====== Input for this task

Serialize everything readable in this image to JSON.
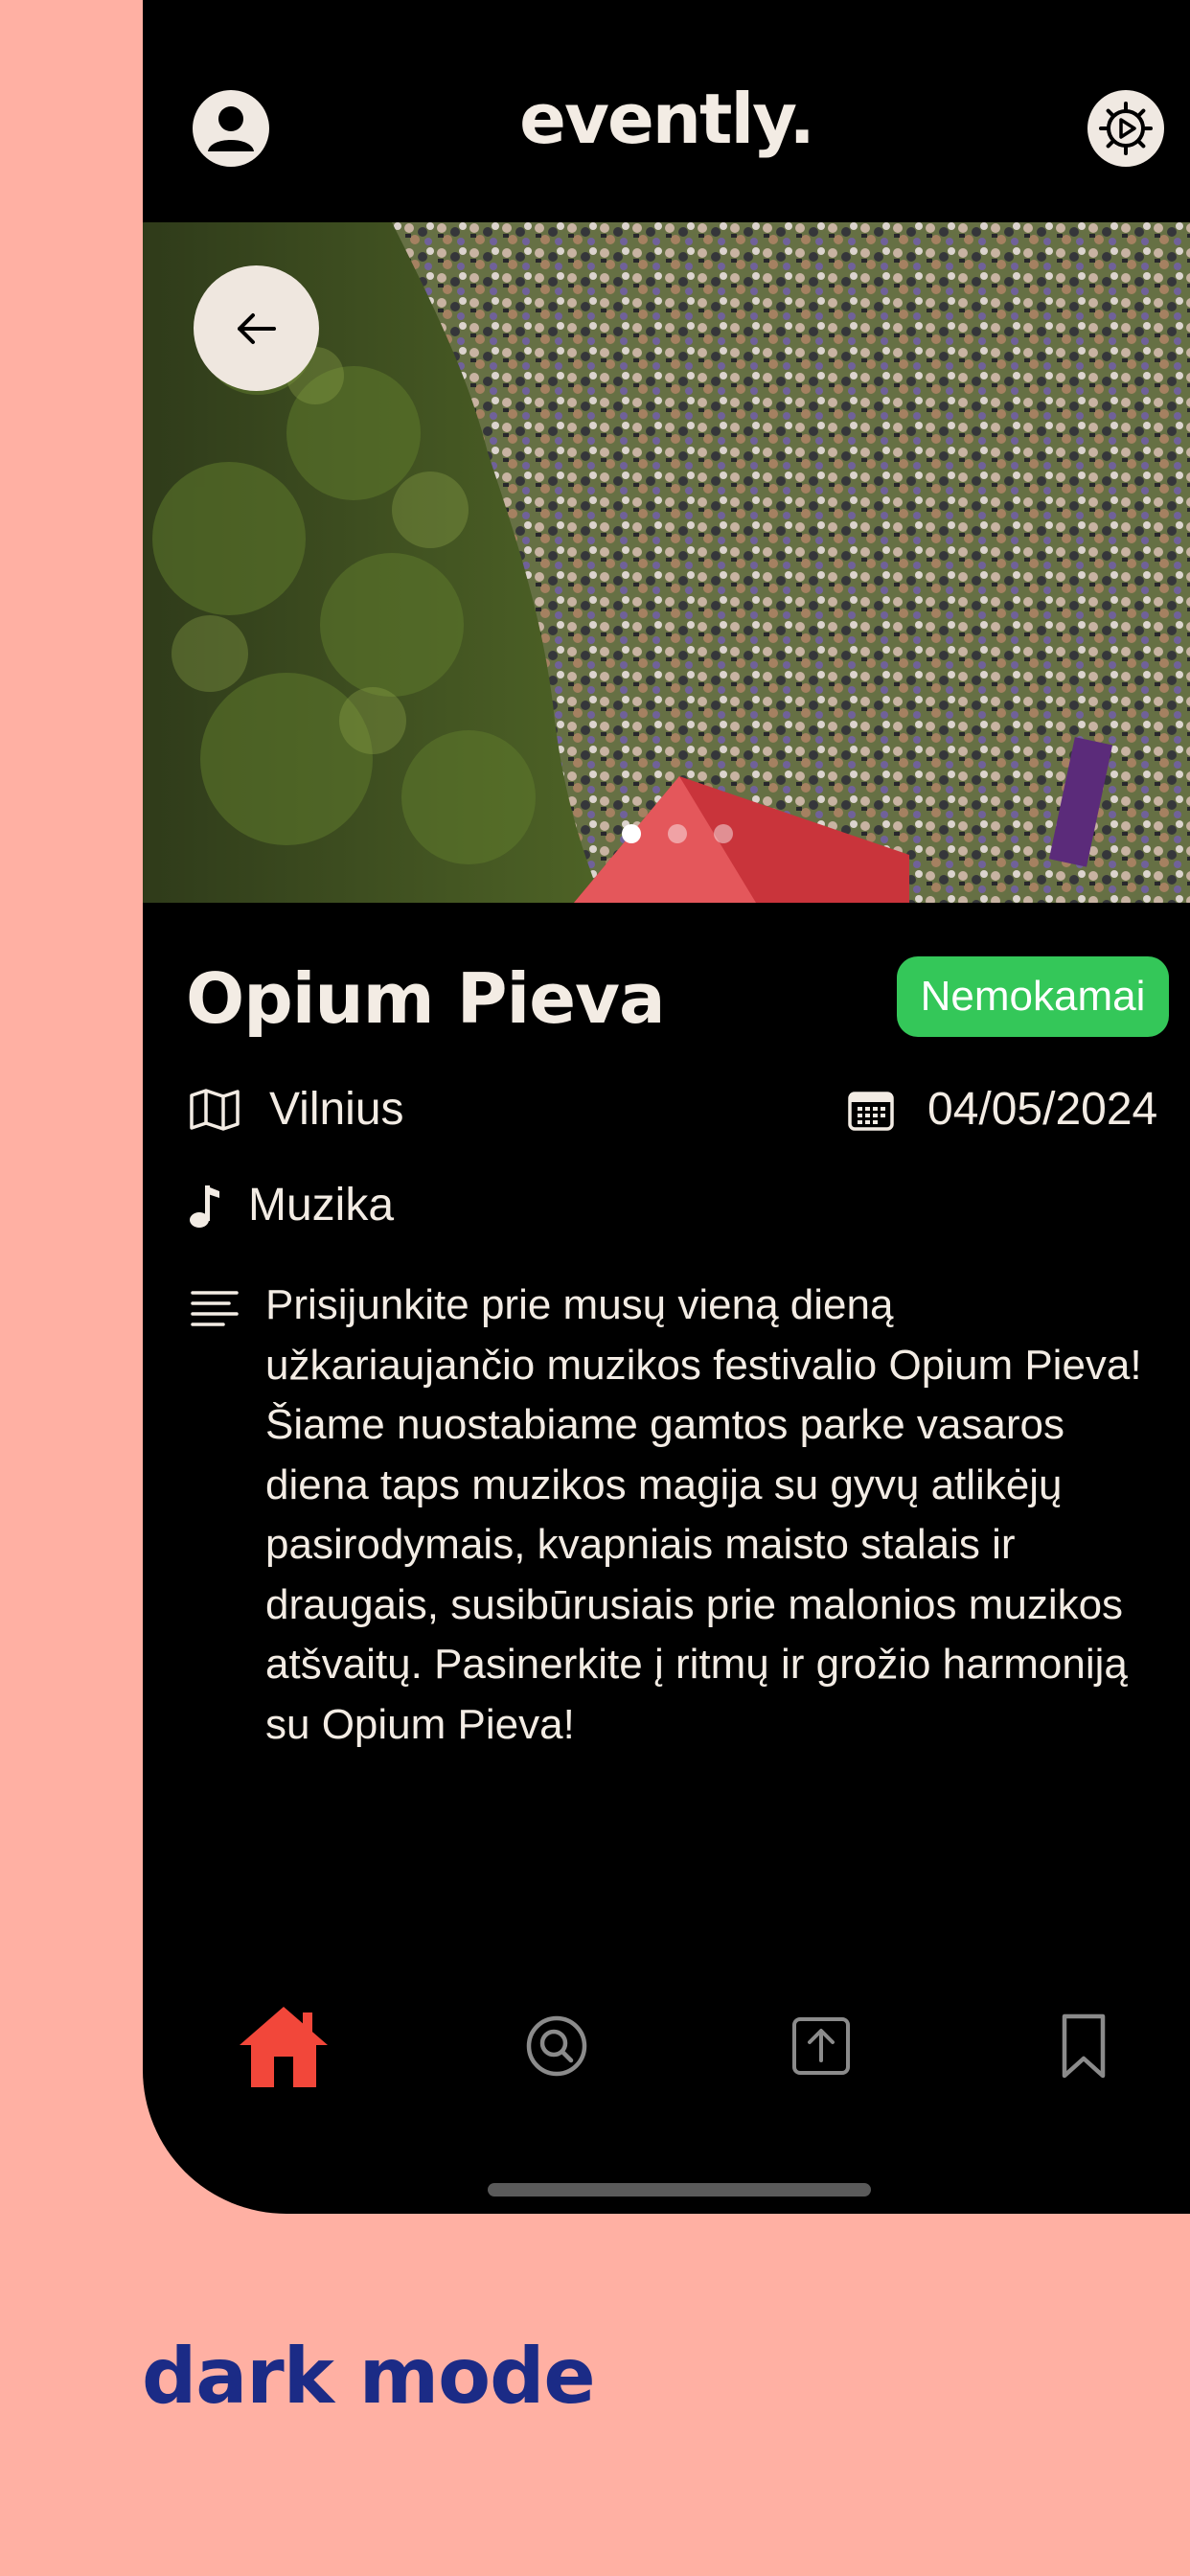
{
  "header": {
    "brand": "evently.",
    "avatar_icon": "user-avatar-icon",
    "settings_icon": "gear-icon"
  },
  "hero": {
    "image_description_icon": "festival-crowd-photo",
    "carousel_total": 3,
    "carousel_active": 1,
    "back_icon": "arrow-left-icon"
  },
  "event": {
    "title": "Opium Pieva",
    "badge": "Nemokamai",
    "city": "Vilnius",
    "date": "04/05/2024",
    "category": "Muzika",
    "description": "Prisijunkite prie musų vieną dieną užkariaujančio muzikos festivalio Opium Pieva! Šiame nuostabiame gamtos parke vasaros diena taps muzikos magija su gyvų atlikėjų pasirodymais, kvapniais maisto stalais ir draugais, susibūrusiais prie malonios muzikos atšvaitų. Pasinerkite į ritmų ir grožio harmoniją su Opium Pieva!"
  },
  "tabbar": {
    "items": [
      {
        "name": "home",
        "icon": "home-icon",
        "active": true
      },
      {
        "name": "search",
        "icon": "search-icon",
        "active": false
      },
      {
        "name": "upload",
        "icon": "upload-icon",
        "active": false
      },
      {
        "name": "saved",
        "icon": "bookmark-icon",
        "active": false
      }
    ]
  },
  "caption": "dark mode",
  "colors": {
    "background": "#FFB0A3",
    "screen": "#000000",
    "text": "#F3ECE4",
    "badge": "#34C759",
    "accent_active": "#F2473A",
    "caption": "#1B2B86"
  }
}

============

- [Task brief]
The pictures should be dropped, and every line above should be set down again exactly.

- [Solution for this problem]
Serialize everything readable in this image to JSON.
{
  "header": {
    "brand": "evently.",
    "avatar_icon": "user-avatar-icon",
    "settings_icon": "gear-icon"
  },
  "hero": {
    "image_description_icon": "festival-crowd-photo",
    "carousel_total": 3,
    "carousel_active": 1,
    "back_icon": "arrow-left-icon"
  },
  "event": {
    "title": "Opium Pieva",
    "badge": "Nemokamai",
    "city": "Vilnius",
    "date": "04/05/2024",
    "category": "Muzika",
    "description": "Prisijunkite prie musų vieną dieną užkariaujančio muzikos festivalio Opium Pieva! Šiame nuostabiame gamtos parke vasaros diena taps muzikos magija su gyvų atlikėjų pasirodymais, kvapniais maisto stalais ir draugais, susibūrusiais prie malonios muzikos atšvaitų. Pasinerkite į ritmų ir grožio harmoniją su Opium Pieva!"
  },
  "tabbar": {
    "items": [
      {
        "name": "home",
        "icon": "home-icon",
        "active": true
      },
      {
        "name": "search",
        "icon": "search-icon",
        "active": false
      },
      {
        "name": "upload",
        "icon": "upload-icon",
        "active": false
      },
      {
        "name": "saved",
        "icon": "bookmark-icon",
        "active": false
      }
    ]
  },
  "caption": "dark mode",
  "colors": {
    "background": "#FFB0A3",
    "screen": "#000000",
    "text": "#F3ECE4",
    "badge": "#34C759",
    "accent_active": "#F2473A",
    "caption": "#1B2B86"
  }
}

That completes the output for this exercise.